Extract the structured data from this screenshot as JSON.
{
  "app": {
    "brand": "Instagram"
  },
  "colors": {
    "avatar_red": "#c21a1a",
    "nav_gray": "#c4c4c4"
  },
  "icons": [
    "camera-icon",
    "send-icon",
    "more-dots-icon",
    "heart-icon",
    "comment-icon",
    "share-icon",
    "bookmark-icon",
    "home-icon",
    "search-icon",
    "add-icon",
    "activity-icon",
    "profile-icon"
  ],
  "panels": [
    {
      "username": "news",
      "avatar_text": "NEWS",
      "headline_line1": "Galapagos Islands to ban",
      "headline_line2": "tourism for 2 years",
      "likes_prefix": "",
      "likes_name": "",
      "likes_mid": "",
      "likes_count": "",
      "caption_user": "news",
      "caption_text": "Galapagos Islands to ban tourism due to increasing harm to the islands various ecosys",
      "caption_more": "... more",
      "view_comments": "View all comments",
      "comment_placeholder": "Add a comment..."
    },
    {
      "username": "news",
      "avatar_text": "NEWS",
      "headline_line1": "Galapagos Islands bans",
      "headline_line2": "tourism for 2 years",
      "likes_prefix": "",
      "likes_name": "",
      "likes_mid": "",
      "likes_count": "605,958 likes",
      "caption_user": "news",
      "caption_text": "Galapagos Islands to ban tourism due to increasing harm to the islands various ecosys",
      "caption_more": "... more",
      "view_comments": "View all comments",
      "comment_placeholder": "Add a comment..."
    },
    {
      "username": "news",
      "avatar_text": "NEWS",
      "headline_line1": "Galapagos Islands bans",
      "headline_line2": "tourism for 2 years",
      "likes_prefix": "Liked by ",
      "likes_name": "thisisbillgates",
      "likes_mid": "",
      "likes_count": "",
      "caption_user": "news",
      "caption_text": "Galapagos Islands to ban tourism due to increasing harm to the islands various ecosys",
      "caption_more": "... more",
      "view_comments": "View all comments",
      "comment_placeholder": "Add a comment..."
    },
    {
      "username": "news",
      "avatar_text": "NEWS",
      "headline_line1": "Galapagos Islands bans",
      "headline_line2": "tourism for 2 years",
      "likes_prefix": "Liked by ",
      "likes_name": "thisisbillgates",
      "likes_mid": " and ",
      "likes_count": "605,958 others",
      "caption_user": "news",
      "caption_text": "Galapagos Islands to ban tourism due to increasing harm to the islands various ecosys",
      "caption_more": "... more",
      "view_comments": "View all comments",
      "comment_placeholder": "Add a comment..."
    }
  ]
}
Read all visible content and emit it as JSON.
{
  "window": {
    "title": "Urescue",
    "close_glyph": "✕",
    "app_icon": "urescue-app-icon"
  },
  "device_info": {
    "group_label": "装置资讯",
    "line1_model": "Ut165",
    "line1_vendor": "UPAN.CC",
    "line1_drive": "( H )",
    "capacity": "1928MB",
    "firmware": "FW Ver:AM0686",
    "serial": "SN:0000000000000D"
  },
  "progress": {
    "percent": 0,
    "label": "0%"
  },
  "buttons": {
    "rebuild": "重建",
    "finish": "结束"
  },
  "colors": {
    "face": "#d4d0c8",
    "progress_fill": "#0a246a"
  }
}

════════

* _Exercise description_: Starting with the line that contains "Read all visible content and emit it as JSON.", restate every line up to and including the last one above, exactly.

* _Response to the task_:
Read all visible content and emit it as JSON.
{
  "window": {
    "title": "Urescue",
    "close_glyph": "✕",
    "app_icon": "urescue-app-icon"
  },
  "device_info": {
    "group_label": "装置资讯",
    "line1_model": "Ut165",
    "line1_vendor": "UPAN.CC",
    "line1_drive": "( H )",
    "capacity": "1928MB",
    "firmware": "FW Ver:AM0686",
    "serial": "SN:0000000000000D"
  },
  "progress": {
    "percent": 0,
    "label": "0%"
  },
  "buttons": {
    "rebuild": "重建",
    "finish": "结束"
  },
  "colors": {
    "face": "#d4d0c8",
    "progress_fill": "#0a246a"
  }
}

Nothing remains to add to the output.